Pictures aside, please retype the whole listing word for word.

>>>>>

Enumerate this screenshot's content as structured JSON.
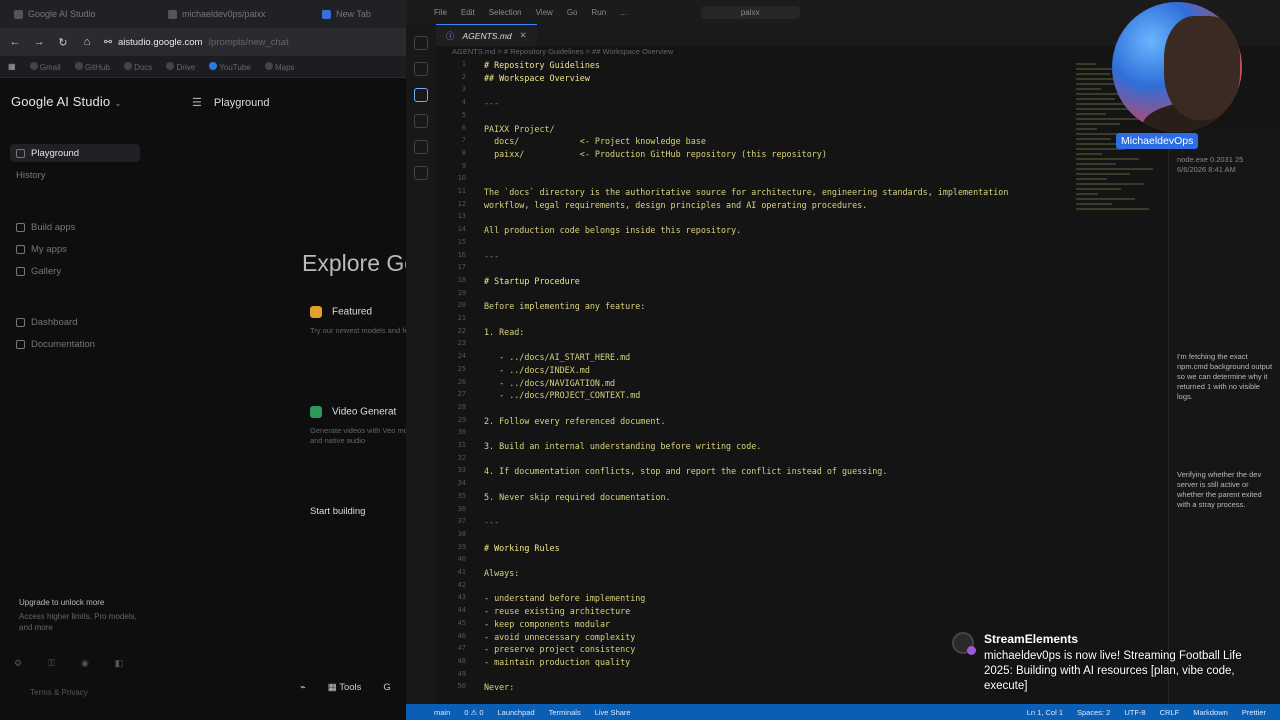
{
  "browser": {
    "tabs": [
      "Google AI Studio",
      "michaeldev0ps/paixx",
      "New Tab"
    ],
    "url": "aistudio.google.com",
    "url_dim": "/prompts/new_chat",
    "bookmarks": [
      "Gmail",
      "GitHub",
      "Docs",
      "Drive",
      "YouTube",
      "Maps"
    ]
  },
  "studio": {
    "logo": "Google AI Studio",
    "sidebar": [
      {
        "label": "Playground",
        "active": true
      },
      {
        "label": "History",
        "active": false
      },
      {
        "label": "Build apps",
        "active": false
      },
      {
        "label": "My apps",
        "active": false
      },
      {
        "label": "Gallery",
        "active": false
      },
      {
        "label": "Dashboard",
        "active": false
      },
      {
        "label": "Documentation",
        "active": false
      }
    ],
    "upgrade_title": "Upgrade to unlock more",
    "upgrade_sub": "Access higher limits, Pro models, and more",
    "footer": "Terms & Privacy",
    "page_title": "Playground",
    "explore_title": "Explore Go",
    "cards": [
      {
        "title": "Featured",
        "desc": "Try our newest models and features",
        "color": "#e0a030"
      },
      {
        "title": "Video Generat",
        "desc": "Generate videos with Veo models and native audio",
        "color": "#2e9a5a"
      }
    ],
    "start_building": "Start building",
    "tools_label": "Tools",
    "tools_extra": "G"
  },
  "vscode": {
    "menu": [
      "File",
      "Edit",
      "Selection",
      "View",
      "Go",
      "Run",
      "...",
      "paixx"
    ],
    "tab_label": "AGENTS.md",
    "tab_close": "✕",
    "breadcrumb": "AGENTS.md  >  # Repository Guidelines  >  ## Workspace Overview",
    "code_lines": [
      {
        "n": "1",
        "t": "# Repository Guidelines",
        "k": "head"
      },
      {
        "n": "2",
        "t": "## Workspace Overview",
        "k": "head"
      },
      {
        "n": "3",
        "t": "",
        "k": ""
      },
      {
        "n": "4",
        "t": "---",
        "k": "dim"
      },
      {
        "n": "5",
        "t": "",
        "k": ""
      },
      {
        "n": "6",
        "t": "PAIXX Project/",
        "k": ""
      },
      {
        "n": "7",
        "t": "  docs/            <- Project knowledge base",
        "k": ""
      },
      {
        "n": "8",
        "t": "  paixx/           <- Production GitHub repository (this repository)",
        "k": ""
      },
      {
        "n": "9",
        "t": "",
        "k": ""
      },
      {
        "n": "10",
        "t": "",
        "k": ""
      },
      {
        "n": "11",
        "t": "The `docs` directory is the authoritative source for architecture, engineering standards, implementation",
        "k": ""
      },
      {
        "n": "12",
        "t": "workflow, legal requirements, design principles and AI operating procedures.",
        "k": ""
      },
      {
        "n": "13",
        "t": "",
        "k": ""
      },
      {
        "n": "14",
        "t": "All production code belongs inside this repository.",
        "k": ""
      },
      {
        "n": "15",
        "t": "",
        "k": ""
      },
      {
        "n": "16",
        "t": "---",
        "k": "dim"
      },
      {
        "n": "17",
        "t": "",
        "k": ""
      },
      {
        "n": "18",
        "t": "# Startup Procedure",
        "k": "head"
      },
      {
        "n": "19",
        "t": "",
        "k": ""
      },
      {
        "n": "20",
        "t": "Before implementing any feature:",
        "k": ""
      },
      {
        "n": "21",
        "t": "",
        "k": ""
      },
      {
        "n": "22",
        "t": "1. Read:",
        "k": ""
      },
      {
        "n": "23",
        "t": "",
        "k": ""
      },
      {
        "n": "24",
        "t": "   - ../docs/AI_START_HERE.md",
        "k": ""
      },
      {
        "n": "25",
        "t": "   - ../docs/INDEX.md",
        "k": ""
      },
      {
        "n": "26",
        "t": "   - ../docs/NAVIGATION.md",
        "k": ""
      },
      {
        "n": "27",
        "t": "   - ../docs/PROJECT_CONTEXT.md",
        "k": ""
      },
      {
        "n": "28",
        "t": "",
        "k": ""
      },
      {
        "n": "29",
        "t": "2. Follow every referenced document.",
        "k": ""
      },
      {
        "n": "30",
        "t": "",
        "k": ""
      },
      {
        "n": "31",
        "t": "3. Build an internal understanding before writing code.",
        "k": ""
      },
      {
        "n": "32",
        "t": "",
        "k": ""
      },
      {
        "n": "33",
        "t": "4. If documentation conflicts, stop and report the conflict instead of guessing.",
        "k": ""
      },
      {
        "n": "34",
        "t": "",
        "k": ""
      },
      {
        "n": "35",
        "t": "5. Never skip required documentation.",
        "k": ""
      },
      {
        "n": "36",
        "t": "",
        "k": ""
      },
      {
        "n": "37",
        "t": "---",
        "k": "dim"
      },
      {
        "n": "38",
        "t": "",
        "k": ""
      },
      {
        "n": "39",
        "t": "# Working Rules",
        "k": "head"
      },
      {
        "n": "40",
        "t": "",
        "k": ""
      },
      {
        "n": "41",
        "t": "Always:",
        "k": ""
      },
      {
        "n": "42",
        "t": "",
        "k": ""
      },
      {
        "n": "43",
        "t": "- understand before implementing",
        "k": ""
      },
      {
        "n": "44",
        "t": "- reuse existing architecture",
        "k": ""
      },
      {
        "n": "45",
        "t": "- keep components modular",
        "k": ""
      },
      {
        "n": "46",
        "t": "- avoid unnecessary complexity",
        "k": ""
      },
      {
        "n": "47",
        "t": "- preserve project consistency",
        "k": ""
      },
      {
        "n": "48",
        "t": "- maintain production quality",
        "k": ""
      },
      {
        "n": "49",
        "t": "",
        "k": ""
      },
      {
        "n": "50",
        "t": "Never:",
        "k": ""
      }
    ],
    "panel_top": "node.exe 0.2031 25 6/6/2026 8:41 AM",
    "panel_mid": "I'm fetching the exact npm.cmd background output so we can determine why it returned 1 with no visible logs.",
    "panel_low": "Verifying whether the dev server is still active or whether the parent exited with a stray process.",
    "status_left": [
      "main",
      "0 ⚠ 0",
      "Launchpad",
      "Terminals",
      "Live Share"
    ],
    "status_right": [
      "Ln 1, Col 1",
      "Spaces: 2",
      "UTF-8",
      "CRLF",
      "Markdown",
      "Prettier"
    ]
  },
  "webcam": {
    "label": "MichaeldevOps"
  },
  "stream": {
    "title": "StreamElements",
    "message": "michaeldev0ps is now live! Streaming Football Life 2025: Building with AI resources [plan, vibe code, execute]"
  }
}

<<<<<

▸ Answer
Enumerate this screenshot's content as structured JSON.
{
  "browser": {
    "tabs": [
      "Google AI Studio",
      "michaeldev0ps/paixx",
      "New Tab"
    ],
    "url": "aistudio.google.com",
    "url_dim": "/prompts/new_chat",
    "bookmarks": [
      "Gmail",
      "GitHub",
      "Docs",
      "Drive",
      "YouTube",
      "Maps"
    ]
  },
  "studio": {
    "logo": "Google AI Studio",
    "sidebar": [
      {
        "label": "Playground",
        "active": true
      },
      {
        "label": "History",
        "active": false
      },
      {
        "label": "Build apps",
        "active": false
      },
      {
        "label": "My apps",
        "active": false
      },
      {
        "label": "Gallery",
        "active": false
      },
      {
        "label": "Dashboard",
        "active": false
      },
      {
        "label": "Documentation",
        "active": false
      }
    ],
    "upgrade_title": "Upgrade to unlock more",
    "upgrade_sub": "Access higher limits, Pro models, and more",
    "footer": "Terms & Privacy",
    "page_title": "Playground",
    "explore_title": "Explore Go",
    "cards": [
      {
        "title": "Featured",
        "desc": "Try our newest models and features",
        "color": "#e0a030"
      },
      {
        "title": "Video Generat",
        "desc": "Generate videos with Veo models and native audio",
        "color": "#2e9a5a"
      }
    ],
    "start_building": "Start building",
    "tools_label": "Tools",
    "tools_extra": "G"
  },
  "vscode": {
    "menu": [
      "File",
      "Edit",
      "Selection",
      "View",
      "Go",
      "Run",
      "...",
      "paixx"
    ],
    "tab_label": "AGENTS.md",
    "tab_close": "✕",
    "breadcrumb": "AGENTS.md  >  # Repository Guidelines  >  ## Workspace Overview",
    "code_lines": [
      {
        "n": "1",
        "t": "# Repository Guidelines",
        "k": "head"
      },
      {
        "n": "2",
        "t": "## Workspace Overview",
        "k": "head"
      },
      {
        "n": "3",
        "t": "",
        "k": ""
      },
      {
        "n": "4",
        "t": "---",
        "k": "dim"
      },
      {
        "n": "5",
        "t": "",
        "k": ""
      },
      {
        "n": "6",
        "t": "PAIXX Project/",
        "k": ""
      },
      {
        "n": "7",
        "t": "  docs/            <- Project knowledge base",
        "k": ""
      },
      {
        "n": "8",
        "t": "  paixx/           <- Production GitHub repository (this repository)",
        "k": ""
      },
      {
        "n": "9",
        "t": "",
        "k": ""
      },
      {
        "n": "10",
        "t": "",
        "k": ""
      },
      {
        "n": "11",
        "t": "The `docs` directory is the authoritative source for architecture, engineering standards, implementation",
        "k": ""
      },
      {
        "n": "12",
        "t": "workflow, legal requirements, design principles and AI operating procedures.",
        "k": ""
      },
      {
        "n": "13",
        "t": "",
        "k": ""
      },
      {
        "n": "14",
        "t": "All production code belongs inside this repository.",
        "k": ""
      },
      {
        "n": "15",
        "t": "",
        "k": ""
      },
      {
        "n": "16",
        "t": "---",
        "k": "dim"
      },
      {
        "n": "17",
        "t": "",
        "k": ""
      },
      {
        "n": "18",
        "t": "# Startup Procedure",
        "k": "head"
      },
      {
        "n": "19",
        "t": "",
        "k": ""
      },
      {
        "n": "20",
        "t": "Before implementing any feature:",
        "k": ""
      },
      {
        "n": "21",
        "t": "",
        "k": ""
      },
      {
        "n": "22",
        "t": "1. Read:",
        "k": ""
      },
      {
        "n": "23",
        "t": "",
        "k": ""
      },
      {
        "n": "24",
        "t": "   - ../docs/AI_START_HERE.md",
        "k": ""
      },
      {
        "n": "25",
        "t": "   - ../docs/INDEX.md",
        "k": ""
      },
      {
        "n": "26",
        "t": "   - ../docs/NAVIGATION.md",
        "k": ""
      },
      {
        "n": "27",
        "t": "   - ../docs/PROJECT_CONTEXT.md",
        "k": ""
      },
      {
        "n": "28",
        "t": "",
        "k": ""
      },
      {
        "n": "29",
        "t": "2. Follow every referenced document.",
        "k": ""
      },
      {
        "n": "30",
        "t": "",
        "k": ""
      },
      {
        "n": "31",
        "t": "3. Build an internal understanding before writing code.",
        "k": ""
      },
      {
        "n": "32",
        "t": "",
        "k": ""
      },
      {
        "n": "33",
        "t": "4. If documentation conflicts, stop and report the conflict instead of guessing.",
        "k": ""
      },
      {
        "n": "34",
        "t": "",
        "k": ""
      },
      {
        "n": "35",
        "t": "5. Never skip required documentation.",
        "k": ""
      },
      {
        "n": "36",
        "t": "",
        "k": ""
      },
      {
        "n": "37",
        "t": "---",
        "k": "dim"
      },
      {
        "n": "38",
        "t": "",
        "k": ""
      },
      {
        "n": "39",
        "t": "# Working Rules",
        "k": "head"
      },
      {
        "n": "40",
        "t": "",
        "k": ""
      },
      {
        "n": "41",
        "t": "Always:",
        "k": ""
      },
      {
        "n": "42",
        "t": "",
        "k": ""
      },
      {
        "n": "43",
        "t": "- understand before implementing",
        "k": ""
      },
      {
        "n": "44",
        "t": "- reuse existing architecture",
        "k": ""
      },
      {
        "n": "45",
        "t": "- keep components modular",
        "k": ""
      },
      {
        "n": "46",
        "t": "- avoid unnecessary complexity",
        "k": ""
      },
      {
        "n": "47",
        "t": "- preserve project consistency",
        "k": ""
      },
      {
        "n": "48",
        "t": "- maintain production quality",
        "k": ""
      },
      {
        "n": "49",
        "t": "",
        "k": ""
      },
      {
        "n": "50",
        "t": "Never:",
        "k": ""
      }
    ],
    "panel_top": "node.exe 0.2031 25 6/6/2026 8:41 AM",
    "panel_mid": "I'm fetching the exact npm.cmd background output so we can determine why it returned 1 with no visible logs.",
    "panel_low": "Verifying whether the dev server is still active or whether the parent exited with a stray process.",
    "status_left": [
      "main",
      "0 ⚠ 0",
      "Launchpad",
      "Terminals",
      "Live Share"
    ],
    "status_right": [
      "Ln 1, Col 1",
      "Spaces: 2",
      "UTF-8",
      "CRLF",
      "Markdown",
      "Prettier"
    ]
  },
  "webcam": {
    "label": "MichaeldevOps"
  },
  "stream": {
    "title": "StreamElements",
    "message": "michaeldev0ps is now live! Streaming Football Life 2025: Building with AI resources [plan, vibe code, execute]"
  }
}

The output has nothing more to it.